“The global community today is challenged by new threats and diverse situations that pose a threat to our peace and security, and we must respond more effectively to them,” Koizumi told the cadets at the academy’s graduation ceremony in his hometown of Yokosuka, Kanagawa Prefecture.

Koizumi also told the cadets that Japanese-U.S. security arrangements will “continue to have significant implications” for national security and emphasized that his administration is concentrating its utmost efforts on compiling the final report on the realignment of United States forces in Japan.

Meanwhile, Defense Agency Director General Fukushiro Nukaga told the graduates he will do his best to recover public trust in the agency, which was rocked by a series of bid-rigging scandals involving construction projects ordered by the Defense Facilities Administration Agency, a part of the Defense Agency.

“It is truly regrettable and, as an organization, the Defense Agency should be held responsible,” he said. “We vow to recover public trust by devoting all our strength to examining the incidents and by coming up with effective preventive measures.”

Three current and former DFAA officials have been indicted over alleged bid-rigging involving the installation of air conditioning systems at the Defense Agency and engineering construction projects at U.S. military bases in Yamaguchi and Nagasaki prefectures.
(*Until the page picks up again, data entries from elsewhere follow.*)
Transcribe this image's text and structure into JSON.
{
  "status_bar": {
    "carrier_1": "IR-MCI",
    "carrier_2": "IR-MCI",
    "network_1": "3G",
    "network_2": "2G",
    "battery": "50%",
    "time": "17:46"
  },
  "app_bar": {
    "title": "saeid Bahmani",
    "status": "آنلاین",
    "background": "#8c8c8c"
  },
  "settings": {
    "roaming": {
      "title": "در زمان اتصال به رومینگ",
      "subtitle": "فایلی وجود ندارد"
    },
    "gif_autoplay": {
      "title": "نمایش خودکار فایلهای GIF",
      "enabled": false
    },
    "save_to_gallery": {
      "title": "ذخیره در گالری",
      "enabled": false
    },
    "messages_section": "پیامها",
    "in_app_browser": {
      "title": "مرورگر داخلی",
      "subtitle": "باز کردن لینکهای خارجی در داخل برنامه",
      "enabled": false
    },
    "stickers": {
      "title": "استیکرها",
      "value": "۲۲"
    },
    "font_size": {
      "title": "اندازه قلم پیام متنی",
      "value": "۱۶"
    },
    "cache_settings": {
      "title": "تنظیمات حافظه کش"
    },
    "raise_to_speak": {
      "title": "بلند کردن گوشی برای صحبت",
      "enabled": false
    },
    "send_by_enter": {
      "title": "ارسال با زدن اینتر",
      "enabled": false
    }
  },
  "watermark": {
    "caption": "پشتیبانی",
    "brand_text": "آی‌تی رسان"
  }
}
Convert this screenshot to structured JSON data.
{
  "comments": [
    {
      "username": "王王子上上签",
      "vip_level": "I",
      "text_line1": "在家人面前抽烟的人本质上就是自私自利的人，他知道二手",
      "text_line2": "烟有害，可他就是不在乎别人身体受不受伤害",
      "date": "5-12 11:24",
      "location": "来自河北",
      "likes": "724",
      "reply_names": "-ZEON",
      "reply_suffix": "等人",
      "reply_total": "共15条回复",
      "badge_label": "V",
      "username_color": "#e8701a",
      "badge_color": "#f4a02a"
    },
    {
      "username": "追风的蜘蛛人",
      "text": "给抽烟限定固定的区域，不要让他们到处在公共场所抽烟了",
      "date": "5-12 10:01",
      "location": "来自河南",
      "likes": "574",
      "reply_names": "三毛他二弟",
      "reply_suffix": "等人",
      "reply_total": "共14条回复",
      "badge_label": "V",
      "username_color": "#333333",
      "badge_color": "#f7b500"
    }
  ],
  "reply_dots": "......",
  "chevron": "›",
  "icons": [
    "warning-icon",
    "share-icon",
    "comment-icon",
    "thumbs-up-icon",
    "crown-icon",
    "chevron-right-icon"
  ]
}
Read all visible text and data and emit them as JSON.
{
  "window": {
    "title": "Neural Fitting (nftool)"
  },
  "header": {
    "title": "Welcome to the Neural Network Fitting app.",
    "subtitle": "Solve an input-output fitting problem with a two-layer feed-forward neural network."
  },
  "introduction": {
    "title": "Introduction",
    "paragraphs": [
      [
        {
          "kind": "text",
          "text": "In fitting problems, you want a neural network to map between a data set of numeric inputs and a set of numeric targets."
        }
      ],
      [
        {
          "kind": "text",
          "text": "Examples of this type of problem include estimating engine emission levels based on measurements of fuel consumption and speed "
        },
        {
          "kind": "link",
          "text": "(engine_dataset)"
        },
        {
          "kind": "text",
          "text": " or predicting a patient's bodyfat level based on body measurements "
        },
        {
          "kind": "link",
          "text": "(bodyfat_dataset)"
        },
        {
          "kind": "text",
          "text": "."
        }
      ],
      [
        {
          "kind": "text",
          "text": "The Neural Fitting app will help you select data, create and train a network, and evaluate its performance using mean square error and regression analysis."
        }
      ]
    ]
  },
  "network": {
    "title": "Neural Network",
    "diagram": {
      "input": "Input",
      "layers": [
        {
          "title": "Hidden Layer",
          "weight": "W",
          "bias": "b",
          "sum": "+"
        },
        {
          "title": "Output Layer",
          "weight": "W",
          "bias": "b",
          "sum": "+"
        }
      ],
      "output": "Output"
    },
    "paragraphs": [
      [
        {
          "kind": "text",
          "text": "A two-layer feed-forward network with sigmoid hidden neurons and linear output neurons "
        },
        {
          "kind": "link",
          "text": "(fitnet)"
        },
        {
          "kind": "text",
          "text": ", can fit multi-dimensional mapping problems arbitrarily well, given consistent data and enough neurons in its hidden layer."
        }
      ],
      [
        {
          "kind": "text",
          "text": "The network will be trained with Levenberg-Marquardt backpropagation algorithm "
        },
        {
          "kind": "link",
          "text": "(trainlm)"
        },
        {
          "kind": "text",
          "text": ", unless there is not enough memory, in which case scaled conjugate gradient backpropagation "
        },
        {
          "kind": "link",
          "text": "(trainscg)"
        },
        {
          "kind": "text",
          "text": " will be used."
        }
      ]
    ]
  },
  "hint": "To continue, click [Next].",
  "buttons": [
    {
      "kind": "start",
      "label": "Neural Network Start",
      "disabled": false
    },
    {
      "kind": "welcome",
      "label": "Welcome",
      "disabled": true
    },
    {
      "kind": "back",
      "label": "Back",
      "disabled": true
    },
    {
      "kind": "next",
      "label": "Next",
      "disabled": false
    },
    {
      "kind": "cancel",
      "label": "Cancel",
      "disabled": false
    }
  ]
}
The DFAA manages facilities for the Self-Defense Forces and for U.S. forces in Japan.